#### Data extracted from a collection:
────

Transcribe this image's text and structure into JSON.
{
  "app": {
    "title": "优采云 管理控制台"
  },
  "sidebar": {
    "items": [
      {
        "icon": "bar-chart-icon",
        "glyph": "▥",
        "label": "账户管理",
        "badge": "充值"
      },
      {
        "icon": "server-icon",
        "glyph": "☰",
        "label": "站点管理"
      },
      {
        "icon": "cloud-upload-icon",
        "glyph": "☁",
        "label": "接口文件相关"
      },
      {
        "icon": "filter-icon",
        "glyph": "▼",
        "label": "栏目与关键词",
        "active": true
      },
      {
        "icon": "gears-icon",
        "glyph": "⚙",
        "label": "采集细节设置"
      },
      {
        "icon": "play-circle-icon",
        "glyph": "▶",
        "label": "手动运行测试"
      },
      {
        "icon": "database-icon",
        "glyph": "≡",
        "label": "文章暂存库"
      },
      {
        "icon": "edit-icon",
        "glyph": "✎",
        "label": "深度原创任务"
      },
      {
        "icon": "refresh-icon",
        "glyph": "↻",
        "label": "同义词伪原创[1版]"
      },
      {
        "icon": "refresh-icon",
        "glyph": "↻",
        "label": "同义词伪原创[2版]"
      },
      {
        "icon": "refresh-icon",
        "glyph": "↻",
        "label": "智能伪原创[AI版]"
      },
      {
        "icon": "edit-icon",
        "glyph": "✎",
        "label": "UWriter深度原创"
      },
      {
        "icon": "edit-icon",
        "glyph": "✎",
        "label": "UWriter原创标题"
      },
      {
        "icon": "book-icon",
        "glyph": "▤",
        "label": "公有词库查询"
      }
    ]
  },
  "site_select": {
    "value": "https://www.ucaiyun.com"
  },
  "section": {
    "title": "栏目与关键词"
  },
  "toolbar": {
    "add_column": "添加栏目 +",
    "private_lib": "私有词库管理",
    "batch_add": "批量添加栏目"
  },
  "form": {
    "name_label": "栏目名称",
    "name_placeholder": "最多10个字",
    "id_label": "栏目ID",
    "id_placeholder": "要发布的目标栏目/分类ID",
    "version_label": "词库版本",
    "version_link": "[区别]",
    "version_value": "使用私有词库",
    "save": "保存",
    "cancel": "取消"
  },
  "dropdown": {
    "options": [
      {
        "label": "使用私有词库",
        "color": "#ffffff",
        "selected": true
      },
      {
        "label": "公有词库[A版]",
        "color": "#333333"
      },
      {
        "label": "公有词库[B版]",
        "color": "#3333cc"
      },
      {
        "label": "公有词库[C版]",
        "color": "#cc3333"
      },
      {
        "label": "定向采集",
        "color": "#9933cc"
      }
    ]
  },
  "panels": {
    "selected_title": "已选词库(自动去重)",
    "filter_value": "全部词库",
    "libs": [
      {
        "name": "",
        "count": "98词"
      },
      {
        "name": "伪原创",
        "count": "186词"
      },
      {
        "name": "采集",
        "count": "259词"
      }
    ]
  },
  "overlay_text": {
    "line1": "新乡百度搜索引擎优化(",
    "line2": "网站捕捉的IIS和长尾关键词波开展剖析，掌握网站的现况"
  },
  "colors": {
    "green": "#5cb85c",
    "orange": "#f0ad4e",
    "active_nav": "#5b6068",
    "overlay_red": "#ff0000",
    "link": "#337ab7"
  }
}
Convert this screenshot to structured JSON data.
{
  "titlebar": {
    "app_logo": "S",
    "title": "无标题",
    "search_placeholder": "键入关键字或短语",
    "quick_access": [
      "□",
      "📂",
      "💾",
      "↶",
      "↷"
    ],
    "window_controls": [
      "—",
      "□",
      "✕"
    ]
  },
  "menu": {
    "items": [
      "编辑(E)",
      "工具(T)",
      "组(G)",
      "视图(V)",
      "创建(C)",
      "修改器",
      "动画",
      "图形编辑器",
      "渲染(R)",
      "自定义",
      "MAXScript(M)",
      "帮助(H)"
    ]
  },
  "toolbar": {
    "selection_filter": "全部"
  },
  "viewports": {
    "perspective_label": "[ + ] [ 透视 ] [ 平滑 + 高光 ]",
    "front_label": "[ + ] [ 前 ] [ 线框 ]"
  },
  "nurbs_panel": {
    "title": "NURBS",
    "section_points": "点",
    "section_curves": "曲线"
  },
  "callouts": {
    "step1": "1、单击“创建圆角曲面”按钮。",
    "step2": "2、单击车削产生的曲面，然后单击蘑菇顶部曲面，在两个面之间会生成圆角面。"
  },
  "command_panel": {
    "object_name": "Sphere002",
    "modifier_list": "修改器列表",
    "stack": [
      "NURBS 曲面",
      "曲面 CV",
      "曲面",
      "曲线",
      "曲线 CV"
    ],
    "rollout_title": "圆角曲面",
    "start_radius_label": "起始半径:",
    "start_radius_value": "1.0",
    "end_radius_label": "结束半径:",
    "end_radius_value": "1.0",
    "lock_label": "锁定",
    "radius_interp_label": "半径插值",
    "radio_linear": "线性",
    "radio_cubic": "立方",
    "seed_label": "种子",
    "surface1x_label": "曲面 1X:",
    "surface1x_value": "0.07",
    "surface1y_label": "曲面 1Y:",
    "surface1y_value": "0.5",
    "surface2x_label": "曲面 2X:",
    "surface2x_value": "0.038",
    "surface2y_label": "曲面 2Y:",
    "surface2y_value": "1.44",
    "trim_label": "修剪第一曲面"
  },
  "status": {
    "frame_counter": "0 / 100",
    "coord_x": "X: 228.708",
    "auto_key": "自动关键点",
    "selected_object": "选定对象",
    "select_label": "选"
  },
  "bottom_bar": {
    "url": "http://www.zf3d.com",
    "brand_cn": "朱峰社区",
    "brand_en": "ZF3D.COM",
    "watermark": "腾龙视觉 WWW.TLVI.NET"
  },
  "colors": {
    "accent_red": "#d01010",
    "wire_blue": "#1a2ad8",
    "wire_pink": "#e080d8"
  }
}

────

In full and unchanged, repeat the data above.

#### SOLUTION TO THIS EXERCISE:
Transcribe this image's text and structure into JSON.
{
  "app": {
    "title": "优采云 管理控制台"
  },
  "sidebar": {
    "items": [
      {
        "icon": "bar-chart-icon",
        "glyph": "▥",
        "label": "账户管理",
        "badge": "充值"
      },
      {
        "icon": "server-icon",
        "glyph": "☰",
        "label": "站点管理"
      },
      {
        "icon": "cloud-upload-icon",
        "glyph": "☁",
        "label": "接口文件相关"
      },
      {
        "icon": "filter-icon",
        "glyph": "▼",
        "label": "栏目与关键词",
        "active": true
      },
      {
        "icon": "gears-icon",
        "glyph": "⚙",
        "label": "采集细节设置"
      },
      {
        "icon": "play-circle-icon",
        "glyph": "▶",
        "label": "手动运行测试"
      },
      {
        "icon": "database-icon",
        "glyph": "≡",
        "label": "文章暂存库"
      },
      {
        "icon": "edit-icon",
        "glyph": "✎",
        "label": "深度原创任务"
      },
      {
        "icon": "refresh-icon",
        "glyph": "↻",
        "label": "同义词伪原创[1版]"
      },
      {
        "icon": "refresh-icon",
        "glyph": "↻",
        "label": "同义词伪原创[2版]"
      },
      {
        "icon": "refresh-icon",
        "glyph": "↻",
        "label": "智能伪原创[AI版]"
      },
      {
        "icon": "edit-icon",
        "glyph": "✎",
        "label": "UWriter深度原创"
      },
      {
        "icon": "edit-icon",
        "glyph": "✎",
        "label": "UWriter原创标题"
      },
      {
        "icon": "book-icon",
        "glyph": "▤",
        "label": "公有词库查询"
      }
    ]
  },
  "site_select": {
    "value": "https://www.ucaiyun.com"
  },
  "section": {
    "title": "栏目与关键词"
  },
  "toolbar": {
    "add_column": "添加栏目 +",
    "private_lib": "私有词库管理",
    "batch_add": "批量添加栏目"
  },
  "form": {
    "name_label": "栏目名称",
    "name_placeholder": "最多10个字",
    "id_label": "栏目ID",
    "id_placeholder": "要发布的目标栏目/分类ID",
    "version_label": "词库版本",
    "version_link": "[区别]",
    "version_value": "使用私有词库",
    "save": "保存",
    "cancel": "取消"
  },
  "dropdown": {
    "options": [
      {
        "label": "使用私有词库",
        "color": "#ffffff",
        "selected": true
      },
      {
        "label": "公有词库[A版]",
        "color": "#333333"
      },
      {
        "label": "公有词库[B版]",
        "color": "#3333cc"
      },
      {
        "label": "公有词库[C版]",
        "color": "#cc3333"
      },
      {
        "label": "定向采集",
        "color": "#9933cc"
      }
    ]
  },
  "panels": {
    "selected_title": "已选词库(自动去重)",
    "filter_value": "全部词库",
    "libs": [
      {
        "name": "",
        "count": "98词"
      },
      {
        "name": "伪原创",
        "count": "186词"
      },
      {
        "name": "采集",
        "count": "259词"
      }
    ]
  },
  "overlay_text": {
    "line1": "新乡百度搜索引擎优化(",
    "line2": "网站捕捉的IIS和长尾关键词波开展剖析，掌握网站的现况"
  },
  "colors": {
    "green": "#5cb85c",
    "orange": "#f0ad4e",
    "active_nav": "#5b6068",
    "overlay_red": "#ff0000",
    "link": "#337ab7"
  }
}
Convert this screenshot to structured JSON data.
{
  "titlebar": {
    "app_logo": "S",
    "title": "无标题",
    "search_placeholder": "键入关键字或短语",
    "quick_access": [
      "□",
      "📂",
      "💾",
      "↶",
      "↷"
    ],
    "window_controls": [
      "—",
      "□",
      "✕"
    ]
  },
  "menu": {
    "items": [
      "编辑(E)",
      "工具(T)",
      "组(G)",
      "视图(V)",
      "创建(C)",
      "修改器",
      "动画",
      "图形编辑器",
      "渲染(R)",
      "自定义",
      "MAXScript(M)",
      "帮助(H)"
    ]
  },
  "toolbar": {
    "selection_filter": "全部"
  },
  "viewports": {
    "perspective_label": "[ + ] [ 透视 ] [ 平滑 + 高光 ]",
    "front_label": "[ + ] [ 前 ] [ 线框 ]"
  },
  "nurbs_panel": {
    "title": "NURBS",
    "section_points": "点",
    "section_curves": "曲线"
  },
  "callouts": {
    "step1": "1、单击“创建圆角曲面”按钮。",
    "step2": "2、单击车削产生的曲面，然后单击蘑菇顶部曲面，在两个面之间会生成圆角面。"
  },
  "command_panel": {
    "object_name": "Sphere002",
    "modifier_list": "修改器列表",
    "stack": [
      "NURBS 曲面",
      "曲面 CV",
      "曲面",
      "曲线",
      "曲线 CV"
    ],
    "rollout_title": "圆角曲面",
    "start_radius_label": "起始半径:",
    "start_radius_value": "1.0",
    "end_radius_label": "结束半径:",
    "end_radius_value": "1.0",
    "lock_label": "锁定",
    "radius_interp_label": "半径插值",
    "radio_linear": "线性",
    "radio_cubic": "立方",
    "seed_label": "种子",
    "surface1x_label": "曲面 1X:",
    "surface1x_value": "0.07",
    "surface1y_label": "曲面 1Y:",
    "surface1y_value": "0.5",
    "surface2x_label": "曲面 2X:",
    "surface2x_value": "0.038",
    "surface2y_label": "曲面 2Y:",
    "surface2y_value": "1.44",
    "trim_label": "修剪第一曲面"
  },
  "status": {
    "frame_counter": "0 / 100",
    "coord_x": "X: 228.708",
    "auto_key": "自动关键点",
    "selected_object": "选定对象",
    "select_label": "选"
  },
  "bottom_bar": {
    "url": "http://www.zf3d.com",
    "brand_cn": "朱峰社区",
    "brand_en": "ZF3D.COM",
    "watermark": "腾龙视觉 WWW.TLVI.NET"
  },
  "colors": {
    "accent_red": "#d01010",
    "wire_blue": "#1a2ad8",
    "wire_pink": "#e080d8"
  }
}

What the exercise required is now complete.